By Lauren C. Williams:Credit:Think Progress
While police departments flock to use technology that predicts crime, the U.S. military is building a database that goes a step further — predicting who is most likely to reveal state secrets.
The U.S. Department of Defense (DOD) is developing a data system that collects information on government employees and contractors with security clearances in hopes of being able to pinpoint those with the potential to become whistleblowers, Defense One reported.
The “DOD Component Insider Threat Records System” is part of the military’s response to classified documents leaked by former PFC Chelsea Manning in 2010, which revealed U.S. military practices including civilian deaths and physical abuse of detainees during the Iraq War.
As a junior Army intelligence analyst with a top-secret security clearance, Manning had access to a classified computer system and downloaded more than 700,000 documents in what has been considered the largest breach in military history.
Following Manning’s 2013 conviction and the shooting attacks at the Navy Yard in Washington, D.C., the Defense Department took steps to prevent the next leak by creating a “centralized hub” for detecting potential internal threats, Defense One reported. DOD assembled experts in psychology, cybersecurity, and intelligence to lead an “insider threat” task force and oversee the security clearance database.
The database is continually updated with information on security-clearance holders’ criminal and mental health history, financial information, drug and alcohol use, citizenship status, fingerprints, and other available biometric data. The system also keeps track of the clearance holder’s past residences and personal identifying and contact information for current and former spouses, relatives, associates, and roommates. This information is typically revealed during the background check process.
DOD’s internal threat system, along with the task force charged with analyzing the data, was created in accordance with an executive order President Barack Obama issued in 2011 aimed to protect classified materials. But while the initiative falls in line with national security precautions, it could have a negative effect on government transparency by making it difficult for future whistleblowers to come forward.
The Obama administration has been aggressive in pursuing those who leak information that could compromise national security. The administration has led eight prosecutions under the Espionage Act, compared to zero under the former President George W. Bush.
But the crackdown has appeared to mainly apply to media leaks, while other national security breaches, such as the General David Petraeus case, aren’t punished as severely. That tendency has been correlated to the Defense Department’s internal culture. Former Pentagon inspector general John Crane went public in May about the agency’s mishandling of whistleblower cases, Defense One reported.

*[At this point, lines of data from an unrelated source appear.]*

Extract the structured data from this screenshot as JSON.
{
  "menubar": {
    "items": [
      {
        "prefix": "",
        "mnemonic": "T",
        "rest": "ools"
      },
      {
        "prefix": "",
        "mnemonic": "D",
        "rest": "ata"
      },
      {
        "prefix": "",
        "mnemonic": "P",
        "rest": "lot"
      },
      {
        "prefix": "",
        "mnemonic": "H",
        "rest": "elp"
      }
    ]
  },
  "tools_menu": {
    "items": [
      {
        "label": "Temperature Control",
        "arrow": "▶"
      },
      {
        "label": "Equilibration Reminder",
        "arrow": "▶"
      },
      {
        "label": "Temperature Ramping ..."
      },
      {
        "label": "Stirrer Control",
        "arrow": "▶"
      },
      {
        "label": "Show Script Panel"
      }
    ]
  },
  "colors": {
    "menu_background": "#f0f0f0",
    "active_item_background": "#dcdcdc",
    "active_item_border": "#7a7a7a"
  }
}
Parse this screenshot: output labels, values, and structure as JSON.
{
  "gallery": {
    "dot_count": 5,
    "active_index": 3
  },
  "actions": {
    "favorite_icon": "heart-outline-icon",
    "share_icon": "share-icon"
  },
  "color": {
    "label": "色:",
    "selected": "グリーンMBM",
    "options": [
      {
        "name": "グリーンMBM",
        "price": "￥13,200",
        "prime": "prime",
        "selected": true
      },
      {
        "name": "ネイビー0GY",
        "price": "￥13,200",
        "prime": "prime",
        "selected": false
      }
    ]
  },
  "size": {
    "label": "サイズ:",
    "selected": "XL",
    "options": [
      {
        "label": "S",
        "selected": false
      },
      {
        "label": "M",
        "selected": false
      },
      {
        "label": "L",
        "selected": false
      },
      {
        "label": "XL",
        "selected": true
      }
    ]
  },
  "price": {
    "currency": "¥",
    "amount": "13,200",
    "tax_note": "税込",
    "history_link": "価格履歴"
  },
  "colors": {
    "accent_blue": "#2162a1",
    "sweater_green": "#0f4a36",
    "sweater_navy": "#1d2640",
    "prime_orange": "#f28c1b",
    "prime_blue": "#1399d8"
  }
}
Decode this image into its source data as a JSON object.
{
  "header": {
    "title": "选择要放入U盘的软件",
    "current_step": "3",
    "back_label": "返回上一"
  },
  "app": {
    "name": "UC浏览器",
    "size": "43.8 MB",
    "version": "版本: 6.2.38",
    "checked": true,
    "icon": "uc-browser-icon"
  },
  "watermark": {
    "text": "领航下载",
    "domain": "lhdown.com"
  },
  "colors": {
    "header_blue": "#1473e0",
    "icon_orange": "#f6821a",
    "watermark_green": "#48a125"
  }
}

Crane filed charges asserting the Pentagon destroyed evidence and manipulated audits for whistleblower complaints in response to political pressure. At least one case has been forwarded to the Justice Department for further investigation.
But while intelligence and law enforcement agencies have supported the Obama Administration’s emphasis on national security protections, there is evidence of some internal dissent over the value of whistleblowers who leak information to the public.
Former U.S. Attorney General Eric Holder said Snowden did a “public service” in 2013 when he leaked classified NSA documents to media outlets. “We can certainly argue about the way in which Snowden did what he did, but I think that he actually performed a public service by raising the debate that we engaged in and by the changes that we made,” Holder told CNN.
Holder went on to say that Snowden’s behavior was inappropriate, illegal, and jeopardized national security, but his remarks highlight the government’s reluctance to recognize the potential good document leaks can have for the public.
As Snowden put it, “I’ve already said from the very first moment that if the government was willing to provide a fair trial, if I had access to public interest defenses and other things like that, I would want to come home and make my case to the jury. But, as I think you’re quite familiar, the Espionage Act does not permit a public interest defense. You’re not allowed to speak the word ‘whistleblower’ at trial.”